``I don't like that.'' The boy made a face.
``No, it's terrible,'' said Uncle Chet. ``That's why they give it such a nice-sounding name. If they called it what it is, which is gouging the worker,' they couldn't get away with it.''
``When I have a company, I'm going to make everything in America,'' said Buddy.
``Good for you,'' I said.
``What are you going to make?'' asked Uncle Chet.
``Houses,'' he said emphatically.
``Looks like you're already in business.''
``We are.'' Buddy looked at me.
``Well, the wood's American,'' I said. ``It came from right across the road.''
``And the labor's American,'' said Uncle Chet, looking over the barn. ``But I'll bet your nails and screws are Chinese; your tools are mostly Chinese and Japanese, and who knows where your wallboard comes from.''
``From America,'' said Buddy.
``I don't know,'' I said, ``But from now on, partner, we're going to look at the labels.''

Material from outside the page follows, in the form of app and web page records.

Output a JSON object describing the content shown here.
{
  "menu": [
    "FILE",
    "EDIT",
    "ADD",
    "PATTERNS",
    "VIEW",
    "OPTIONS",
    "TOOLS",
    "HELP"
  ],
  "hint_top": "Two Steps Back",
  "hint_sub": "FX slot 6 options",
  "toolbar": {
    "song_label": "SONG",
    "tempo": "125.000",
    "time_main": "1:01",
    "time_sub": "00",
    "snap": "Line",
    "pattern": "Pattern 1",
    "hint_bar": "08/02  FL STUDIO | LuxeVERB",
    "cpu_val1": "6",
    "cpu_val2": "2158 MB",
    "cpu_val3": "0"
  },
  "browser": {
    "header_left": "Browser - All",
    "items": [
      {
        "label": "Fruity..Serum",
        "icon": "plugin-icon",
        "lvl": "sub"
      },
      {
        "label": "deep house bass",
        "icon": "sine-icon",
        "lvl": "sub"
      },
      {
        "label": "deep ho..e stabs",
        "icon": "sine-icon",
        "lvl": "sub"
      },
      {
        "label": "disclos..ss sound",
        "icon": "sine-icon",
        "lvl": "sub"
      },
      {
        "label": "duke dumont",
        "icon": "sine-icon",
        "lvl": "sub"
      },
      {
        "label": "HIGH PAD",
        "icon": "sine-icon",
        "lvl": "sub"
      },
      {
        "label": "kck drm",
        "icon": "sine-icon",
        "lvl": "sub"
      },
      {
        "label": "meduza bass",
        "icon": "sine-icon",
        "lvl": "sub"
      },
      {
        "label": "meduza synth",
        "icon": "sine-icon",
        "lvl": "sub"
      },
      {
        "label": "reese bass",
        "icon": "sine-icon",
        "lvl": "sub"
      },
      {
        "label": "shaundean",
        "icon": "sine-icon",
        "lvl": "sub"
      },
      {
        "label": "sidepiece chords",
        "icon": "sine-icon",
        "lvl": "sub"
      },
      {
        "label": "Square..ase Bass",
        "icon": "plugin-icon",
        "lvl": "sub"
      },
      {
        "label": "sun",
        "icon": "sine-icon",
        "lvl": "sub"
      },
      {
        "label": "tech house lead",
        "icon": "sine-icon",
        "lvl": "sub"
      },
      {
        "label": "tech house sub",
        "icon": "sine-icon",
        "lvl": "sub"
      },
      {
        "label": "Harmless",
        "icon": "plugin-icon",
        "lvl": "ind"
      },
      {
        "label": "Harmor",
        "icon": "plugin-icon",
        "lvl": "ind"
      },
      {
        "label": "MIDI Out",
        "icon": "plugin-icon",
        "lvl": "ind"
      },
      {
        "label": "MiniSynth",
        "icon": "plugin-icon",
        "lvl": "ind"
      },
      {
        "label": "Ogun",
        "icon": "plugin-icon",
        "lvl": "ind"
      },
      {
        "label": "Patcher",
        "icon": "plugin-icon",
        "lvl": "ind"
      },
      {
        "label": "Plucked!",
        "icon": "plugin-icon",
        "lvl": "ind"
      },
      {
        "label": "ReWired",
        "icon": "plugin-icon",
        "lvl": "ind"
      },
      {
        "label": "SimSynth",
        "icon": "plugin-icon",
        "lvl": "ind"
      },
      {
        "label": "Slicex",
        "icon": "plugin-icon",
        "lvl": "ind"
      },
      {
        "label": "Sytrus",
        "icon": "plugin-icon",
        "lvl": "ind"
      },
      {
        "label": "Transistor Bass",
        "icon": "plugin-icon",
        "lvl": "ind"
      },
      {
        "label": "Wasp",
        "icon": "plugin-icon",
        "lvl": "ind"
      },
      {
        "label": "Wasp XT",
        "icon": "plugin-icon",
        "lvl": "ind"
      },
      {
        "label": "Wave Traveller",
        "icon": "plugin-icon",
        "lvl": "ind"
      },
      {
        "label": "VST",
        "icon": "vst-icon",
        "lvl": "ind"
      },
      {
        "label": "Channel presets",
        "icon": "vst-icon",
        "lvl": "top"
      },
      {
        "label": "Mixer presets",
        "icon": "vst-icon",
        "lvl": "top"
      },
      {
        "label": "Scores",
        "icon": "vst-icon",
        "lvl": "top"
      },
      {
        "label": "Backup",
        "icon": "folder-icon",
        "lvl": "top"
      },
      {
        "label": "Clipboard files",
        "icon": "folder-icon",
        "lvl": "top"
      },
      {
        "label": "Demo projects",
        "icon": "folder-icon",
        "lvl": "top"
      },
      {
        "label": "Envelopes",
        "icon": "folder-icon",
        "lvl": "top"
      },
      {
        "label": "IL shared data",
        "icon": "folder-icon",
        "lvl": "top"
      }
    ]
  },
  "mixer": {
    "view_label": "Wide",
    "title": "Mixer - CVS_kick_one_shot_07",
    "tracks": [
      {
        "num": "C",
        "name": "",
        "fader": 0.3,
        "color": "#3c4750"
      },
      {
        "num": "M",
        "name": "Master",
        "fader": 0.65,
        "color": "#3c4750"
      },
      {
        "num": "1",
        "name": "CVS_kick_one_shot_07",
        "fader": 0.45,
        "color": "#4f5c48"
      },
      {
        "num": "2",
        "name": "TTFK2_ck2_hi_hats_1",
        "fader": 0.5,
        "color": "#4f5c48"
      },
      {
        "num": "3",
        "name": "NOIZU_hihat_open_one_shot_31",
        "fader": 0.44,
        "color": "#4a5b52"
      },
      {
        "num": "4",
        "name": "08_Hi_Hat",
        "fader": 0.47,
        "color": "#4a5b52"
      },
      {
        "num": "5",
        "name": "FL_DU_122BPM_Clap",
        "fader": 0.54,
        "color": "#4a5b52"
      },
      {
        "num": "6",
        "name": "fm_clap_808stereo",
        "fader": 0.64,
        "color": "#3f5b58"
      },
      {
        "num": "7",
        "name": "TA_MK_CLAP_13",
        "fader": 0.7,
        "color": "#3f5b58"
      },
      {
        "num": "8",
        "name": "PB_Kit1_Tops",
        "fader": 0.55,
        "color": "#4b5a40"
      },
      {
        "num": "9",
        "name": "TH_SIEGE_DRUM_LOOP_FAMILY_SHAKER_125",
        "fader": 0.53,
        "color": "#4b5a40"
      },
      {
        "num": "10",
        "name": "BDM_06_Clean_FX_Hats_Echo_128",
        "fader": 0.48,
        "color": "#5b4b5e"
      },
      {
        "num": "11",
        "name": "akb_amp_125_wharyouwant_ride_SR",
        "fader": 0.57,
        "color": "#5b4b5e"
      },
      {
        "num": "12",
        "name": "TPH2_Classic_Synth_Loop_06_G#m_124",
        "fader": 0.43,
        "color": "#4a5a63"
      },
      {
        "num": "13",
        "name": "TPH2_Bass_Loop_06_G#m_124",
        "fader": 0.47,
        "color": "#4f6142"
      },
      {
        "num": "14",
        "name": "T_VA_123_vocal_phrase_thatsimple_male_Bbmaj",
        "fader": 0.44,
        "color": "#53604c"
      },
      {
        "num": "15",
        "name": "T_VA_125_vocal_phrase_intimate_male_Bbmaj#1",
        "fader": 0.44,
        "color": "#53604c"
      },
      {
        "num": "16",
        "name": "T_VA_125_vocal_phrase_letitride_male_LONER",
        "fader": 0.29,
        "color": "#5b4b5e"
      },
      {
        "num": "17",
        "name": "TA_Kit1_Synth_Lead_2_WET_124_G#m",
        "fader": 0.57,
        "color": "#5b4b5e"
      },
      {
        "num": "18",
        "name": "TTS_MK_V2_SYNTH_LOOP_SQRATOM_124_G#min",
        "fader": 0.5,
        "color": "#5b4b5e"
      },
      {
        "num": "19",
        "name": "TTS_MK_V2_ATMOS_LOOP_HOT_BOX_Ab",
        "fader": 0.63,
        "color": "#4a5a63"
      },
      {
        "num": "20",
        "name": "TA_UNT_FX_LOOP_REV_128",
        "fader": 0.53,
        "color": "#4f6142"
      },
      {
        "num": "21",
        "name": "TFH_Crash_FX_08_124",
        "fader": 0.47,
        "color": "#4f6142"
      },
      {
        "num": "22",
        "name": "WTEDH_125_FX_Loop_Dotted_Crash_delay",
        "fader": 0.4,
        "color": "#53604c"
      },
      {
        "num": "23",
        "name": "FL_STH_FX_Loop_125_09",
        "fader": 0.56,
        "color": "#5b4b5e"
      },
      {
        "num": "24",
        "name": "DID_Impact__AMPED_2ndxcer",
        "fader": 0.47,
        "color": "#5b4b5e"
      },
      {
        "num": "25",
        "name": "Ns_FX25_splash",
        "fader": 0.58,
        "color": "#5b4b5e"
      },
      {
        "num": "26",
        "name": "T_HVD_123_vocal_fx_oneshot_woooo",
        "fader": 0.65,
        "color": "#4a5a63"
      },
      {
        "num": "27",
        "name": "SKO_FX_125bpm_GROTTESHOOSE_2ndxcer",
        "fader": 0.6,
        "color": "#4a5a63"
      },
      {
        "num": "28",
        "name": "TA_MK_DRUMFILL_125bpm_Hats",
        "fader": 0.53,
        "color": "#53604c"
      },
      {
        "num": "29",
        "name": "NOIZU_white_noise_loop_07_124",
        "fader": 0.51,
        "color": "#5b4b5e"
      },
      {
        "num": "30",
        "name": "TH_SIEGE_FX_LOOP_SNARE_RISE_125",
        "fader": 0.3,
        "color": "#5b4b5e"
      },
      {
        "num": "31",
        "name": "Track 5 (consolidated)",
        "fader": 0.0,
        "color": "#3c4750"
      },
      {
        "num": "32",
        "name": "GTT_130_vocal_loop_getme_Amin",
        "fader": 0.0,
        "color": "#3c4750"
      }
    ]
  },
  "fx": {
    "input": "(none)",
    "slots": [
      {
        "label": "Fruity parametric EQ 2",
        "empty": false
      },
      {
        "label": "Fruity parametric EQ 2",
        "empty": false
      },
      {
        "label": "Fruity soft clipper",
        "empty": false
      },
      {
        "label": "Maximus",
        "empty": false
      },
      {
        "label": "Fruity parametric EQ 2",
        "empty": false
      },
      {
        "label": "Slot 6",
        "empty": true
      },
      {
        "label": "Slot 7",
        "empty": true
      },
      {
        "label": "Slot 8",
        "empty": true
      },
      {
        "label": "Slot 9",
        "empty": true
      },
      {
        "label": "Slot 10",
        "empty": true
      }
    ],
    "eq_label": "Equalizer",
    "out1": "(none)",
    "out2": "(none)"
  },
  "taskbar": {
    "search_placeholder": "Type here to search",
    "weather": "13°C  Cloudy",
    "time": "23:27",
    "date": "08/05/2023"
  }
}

Cooperstown News Bureau Reporter Tom Grace is traveling with his Uncle Chet, who he says is imaginary. Grace's column appears every other week.